Track down each line below containing the string "button" and copy it.

** DATA IN THIS EXERCISE follows **

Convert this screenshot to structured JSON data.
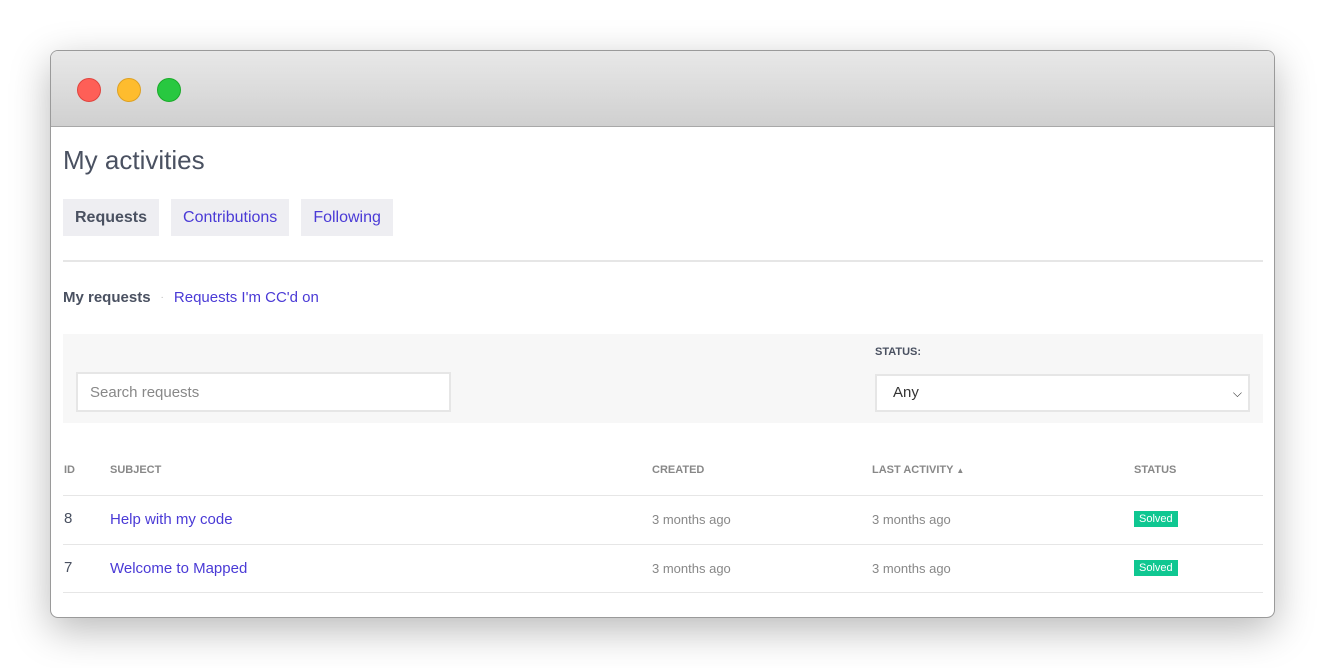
{
  "window": {
    "controls": [
      {
        "name": "close",
        "color": "#fe5f57"
      },
      {
        "name": "minimize",
        "color": "#febc2e"
      },
      {
        "name": "zoom",
        "color": "#28c840"
      }
    ]
  },
  "page": {
    "title": "My activities"
  },
  "tabs": [
    {
      "label": "Requests",
      "active": true
    },
    {
      "label": "Contributions"
    },
    {
      "label": "Following"
    }
  ],
  "subnav": {
    "my_requests": "My requests",
    "separator": "·",
    "cc": "Requests I'm CC'd on"
  },
  "filter": {
    "search_placeholder": "Search requests",
    "status_label": "STATUS:",
    "status_value": "Any"
  },
  "table": {
    "headers": {
      "id": "ID",
      "subject": "SUBJECT",
      "created": "CREATED",
      "last_activity": "LAST ACTIVITY",
      "status": "STATUS"
    },
    "rows": [
      {
        "id": "8",
        "subject": "Help with my code",
        "created": "3 months ago",
        "last_activity": "3 months ago",
        "status": "Solved"
      },
      {
        "id": "7",
        "subject": "Welcome to Mapped",
        "created": "3 months ago",
        "last_activity": "3 months ago",
        "status": "Solved"
      }
    ]
  },
  "colors": {
    "accent": "#4a3ad6",
    "solved": "#0fc791"
  }
}
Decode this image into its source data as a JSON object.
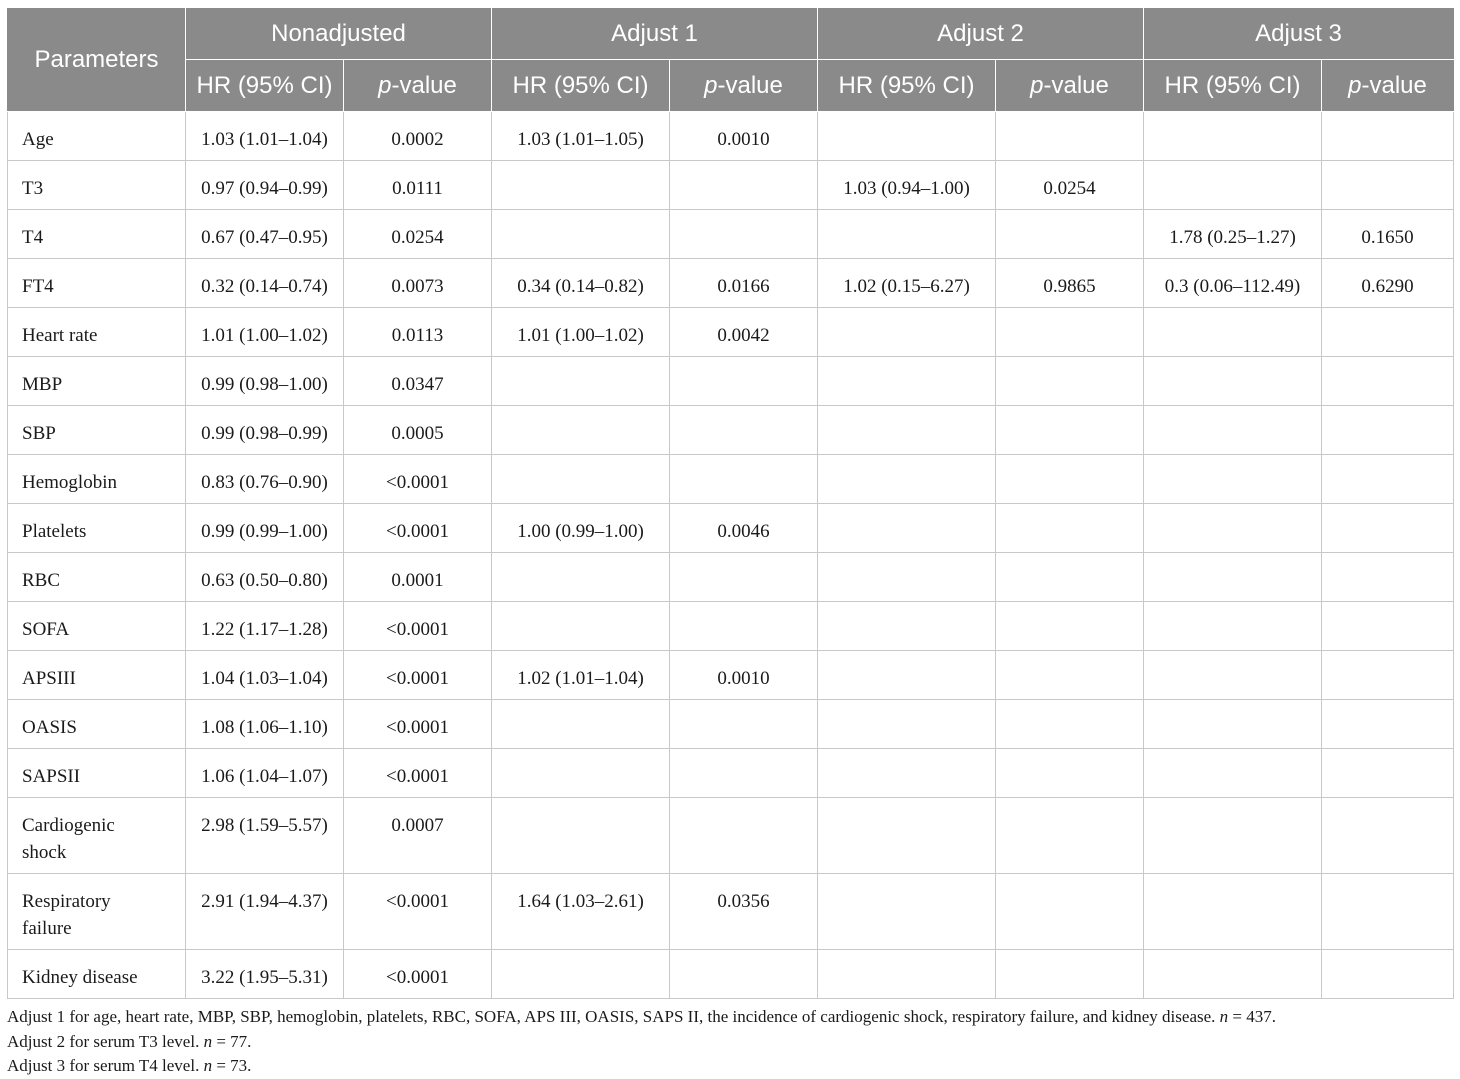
{
  "header": {
    "parameters": "Parameters",
    "groups": [
      "Nonadjusted",
      "Adjust 1",
      "Adjust 2",
      "Adjust 3"
    ],
    "hr_label": "HR (95% CI)",
    "p_italic": "p",
    "p_rest": "-value"
  },
  "rows": [
    {
      "label": "Age",
      "cells": [
        "1.03 (1.01–1.04)",
        "0.0002",
        "1.03 (1.01–1.05)",
        "0.0010",
        "",
        "",
        "",
        ""
      ]
    },
    {
      "label": "T3",
      "cells": [
        "0.97 (0.94–0.99)",
        "0.0111",
        "",
        "",
        "1.03 (0.94–1.00)",
        "0.0254",
        "",
        ""
      ]
    },
    {
      "label": "T4",
      "cells": [
        "0.67 (0.47–0.95)",
        "0.0254",
        "",
        "",
        "",
        "",
        "1.78 (0.25–1.27)",
        "0.1650"
      ]
    },
    {
      "label": "FT4",
      "cells": [
        "0.32 (0.14–0.74)",
        "0.0073",
        "0.34 (0.14–0.82)",
        "0.0166",
        "1.02 (0.15–6.27)",
        "0.9865",
        "0.3 (0.06–112.49)",
        "0.6290"
      ]
    },
    {
      "label": "Heart rate",
      "cells": [
        "1.01 (1.00–1.02)",
        "0.0113",
        "1.01 (1.00–1.02)",
        "0.0042",
        "",
        "",
        "",
        ""
      ]
    },
    {
      "label": "MBP",
      "cells": [
        "0.99 (0.98–1.00)",
        "0.0347",
        "",
        "",
        "",
        "",
        "",
        ""
      ]
    },
    {
      "label": "SBP",
      "cells": [
        "0.99 (0.98–0.99)",
        "0.0005",
        "",
        "",
        "",
        "",
        "",
        ""
      ]
    },
    {
      "label": "Hemoglobin",
      "cells": [
        "0.83 (0.76–0.90)",
        "<0.0001",
        "",
        "",
        "",
        "",
        "",
        ""
      ]
    },
    {
      "label": "Platelets",
      "cells": [
        "0.99 (0.99–1.00)",
        "<0.0001",
        "1.00 (0.99–1.00)",
        "0.0046",
        "",
        "",
        "",
        ""
      ]
    },
    {
      "label": "RBC",
      "cells": [
        "0.63 (0.50–0.80)",
        "0.0001",
        "",
        "",
        "",
        "",
        "",
        ""
      ]
    },
    {
      "label": "SOFA",
      "cells": [
        "1.22 (1.17–1.28)",
        "<0.0001",
        "",
        "",
        "",
        "",
        "",
        ""
      ]
    },
    {
      "label": "APSIII",
      "cells": [
        "1.04 (1.03–1.04)",
        "<0.0001",
        "1.02 (1.01–1.04)",
        "0.0010",
        "",
        "",
        "",
        ""
      ]
    },
    {
      "label": "OASIS",
      "cells": [
        "1.08 (1.06–1.10)",
        "<0.0001",
        "",
        "",
        "",
        "",
        "",
        ""
      ]
    },
    {
      "label": "SAPSII",
      "cells": [
        "1.06 (1.04–1.07)",
        "<0.0001",
        "",
        "",
        "",
        "",
        "",
        ""
      ]
    },
    {
      "label": "Cardiogenic shock",
      "label_lines": [
        "Cardiogenic",
        "shock"
      ],
      "cells": [
        "2.98 (1.59–5.57)",
        "0.0007",
        "",
        "",
        "",
        "",
        "",
        ""
      ]
    },
    {
      "label": "Respiratory failure",
      "label_lines": [
        "Respiratory",
        "failure"
      ],
      "cells": [
        "2.91 (1.94–4.37)",
        "<0.0001",
        "1.64 (1.03–2.61)",
        "0.0356",
        "",
        "",
        "",
        ""
      ]
    },
    {
      "label": "Kidney disease",
      "cells": [
        "3.22 (1.95–5.31)",
        "<0.0001",
        "",
        "",
        "",
        "",
        "",
        ""
      ]
    }
  ],
  "notes": {
    "adjust1_text": "Adjust 1 for age, heart rate, MBP, SBP, hemoglobin, platelets, RBC, SOFA, APS III, OASIS, SAPS II, the incidence of cardiogenic shock, respiratory failure, and kidney disease. ",
    "adjust1_n": "= 437.",
    "adjust2_text": "Adjust 2 for serum T3 level. ",
    "adjust2_n": "= 77.",
    "adjust3_text": "Adjust 3 for serum T4 level. ",
    "adjust3_n": "= 73.",
    "n_symbol": "n"
  }
}
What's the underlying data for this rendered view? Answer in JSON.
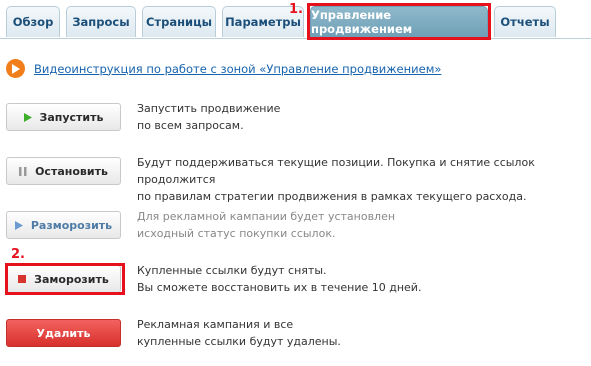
{
  "tabs": [
    {
      "label": "Обзор"
    },
    {
      "label": "Запросы"
    },
    {
      "label": "Страницы"
    },
    {
      "label": "Параметры"
    },
    {
      "label": "Управление продвижением"
    },
    {
      "label": "Отчеты"
    }
  ],
  "annotations": {
    "mark1": "1.",
    "mark2": "2."
  },
  "video": {
    "link_text": "Видеоинструкция по работе с зоной «Управление продвижением»",
    "icon": "play-icon"
  },
  "actions": [
    {
      "button": "Запустить",
      "icon": "play-triangle-icon",
      "desc_line1": "Запустить продвижение",
      "desc_line2": "по всем запросам."
    },
    {
      "button": "Остановить",
      "icon": "pause-icon",
      "desc_line1": "Будут поддерживаться текущие позиции. Покупка и снятие ссылок продолжится",
      "desc_line2": "по правилам стратегии продвижения в рамках текущего расхода."
    },
    {
      "button": "Разморозить",
      "icon": "play-triangle-icon",
      "desc_line1": "Для рекламной кампании будет установлен",
      "desc_line2": "исходный статус покупки ссылок."
    },
    {
      "button": "Заморозить",
      "icon": "stop-square-icon",
      "desc_line1": "Купленные ссылки будут сняты.",
      "desc_line2": "Вы сможете восстановить их в течение 10 дней."
    },
    {
      "button": "Удалить",
      "desc_line1": "Рекламная кампания и все",
      "desc_line2": "купленные ссылки будут удалены."
    }
  ],
  "colors": {
    "accent_red": "#e5121e",
    "active_tab": "#7aa8bd",
    "link": "#1763ad",
    "play_orange": "#f07e1b",
    "delete_red": "#d9342f"
  }
}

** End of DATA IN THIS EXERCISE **

RESPONSE:
      "button": "Запустить",
      "button": "Остановить",
      "button": "Разморозить",
      "button": "Заморозить",
      "button": "Удалить",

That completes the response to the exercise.